In her short time in Richmond Hospital’s lab, Monica’s become a much-trusted member of the technology team.
Although colleagues would agree she takes up a little too much space at the bench, she’s given that extra bit elbow room due to her singular focus on getting the job done with impressive accuracy. Monica’s co-workers — and certainly patients who have benefited from her diagnostic prowess — aren’t sure what they did before her arrival less than a year ago.

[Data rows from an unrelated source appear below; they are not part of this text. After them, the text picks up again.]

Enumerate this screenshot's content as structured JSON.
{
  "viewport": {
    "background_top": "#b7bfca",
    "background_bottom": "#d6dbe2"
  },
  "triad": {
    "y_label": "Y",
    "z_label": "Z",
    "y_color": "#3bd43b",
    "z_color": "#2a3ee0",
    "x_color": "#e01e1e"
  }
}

Meet Monica. She’s a $120,000 state-of-the-art Cellavision unit, purchased for Richmond Hospital by the Richmond Hospital/Health Care Auxiliary. Monica’s job is to read the physical properties of blood. She breaks down each cell into its component parts – red blood cells, white blood cells, platelets and plasma — so that physicians can detect abnormalities and begin work leading toward accurate diagnostic and treatment decisions.
In addition to Richmond Hospital’s lab, Cellavision technology is also in place at VGH, St. Pauls and Surrey Memorial hospitals.

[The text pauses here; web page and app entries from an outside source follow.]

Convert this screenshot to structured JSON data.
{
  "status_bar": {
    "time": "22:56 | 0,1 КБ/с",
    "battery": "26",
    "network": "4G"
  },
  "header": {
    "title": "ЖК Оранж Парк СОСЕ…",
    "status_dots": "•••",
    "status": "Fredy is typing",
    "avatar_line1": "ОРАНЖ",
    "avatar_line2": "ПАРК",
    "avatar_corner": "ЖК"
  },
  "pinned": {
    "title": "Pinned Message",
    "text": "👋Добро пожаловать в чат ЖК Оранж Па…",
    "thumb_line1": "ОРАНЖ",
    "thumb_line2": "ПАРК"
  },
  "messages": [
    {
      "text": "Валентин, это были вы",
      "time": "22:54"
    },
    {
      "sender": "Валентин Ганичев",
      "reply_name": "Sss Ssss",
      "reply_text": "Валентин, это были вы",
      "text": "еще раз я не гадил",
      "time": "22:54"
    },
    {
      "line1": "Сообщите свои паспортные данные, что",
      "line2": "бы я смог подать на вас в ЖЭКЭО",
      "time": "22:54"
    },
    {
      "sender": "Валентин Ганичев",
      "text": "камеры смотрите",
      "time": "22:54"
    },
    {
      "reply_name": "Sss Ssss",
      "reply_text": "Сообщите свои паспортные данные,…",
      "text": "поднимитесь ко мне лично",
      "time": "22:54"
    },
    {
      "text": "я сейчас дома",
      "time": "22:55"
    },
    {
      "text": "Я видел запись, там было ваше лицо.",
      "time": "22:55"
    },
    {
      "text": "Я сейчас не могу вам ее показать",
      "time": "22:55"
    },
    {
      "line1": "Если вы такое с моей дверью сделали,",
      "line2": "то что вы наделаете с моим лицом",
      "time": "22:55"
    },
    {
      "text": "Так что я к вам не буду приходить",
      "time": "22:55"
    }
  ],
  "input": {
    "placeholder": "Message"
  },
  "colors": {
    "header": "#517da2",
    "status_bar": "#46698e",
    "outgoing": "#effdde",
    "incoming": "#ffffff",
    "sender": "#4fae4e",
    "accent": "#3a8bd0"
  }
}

Monica’s named for the former and much-loved lab technologist, Monica Brammer, who previously did the job manually until her retirement several years ago. “Monica (the real one!), was tickled when she heard the news,” said Kathy Biel, Medical Laboratory Technologist. “She was here for a really long time, so this was our way of paying tribute to her.”
The puzzle of blood
Monica works in tandem with new $90,000 slide stainer that was purchased for the lab by the Richmond Hospital Foundation. The new stainer creates high-quality blood smears to produce slides that are easy for Monica to read and analyze with impressive accuracy. Together, the diagnostic tools have resulted in improved patient care at Richmond Hospital.
“Through providing more accurate lab results, we can provide more timely diagnosis and improve a patient’s quality of life,” said Len Perry, manager, Laboratory Operations. “That’s what this is all about.”
Reading the physical properties of blood using a manual microscopy is a laborious and time-consuming procedure. Every blood cell has a story to tell, but deciphering the mix of cell types to understand a person’s health was — in the not-so-distant-past — more art than science. It is a procedure that can be dependent on an individual technologist’s level of experience and expertise.
At Richmond Hospital, however, Monica has leveled this playing field.
“Our lab always gave good results, but now we give excellent results, and at all times,” said Teresa Sharp, chief technologist, Laboratory, VCH Richmond. “Everyone now receives the same standard of care.”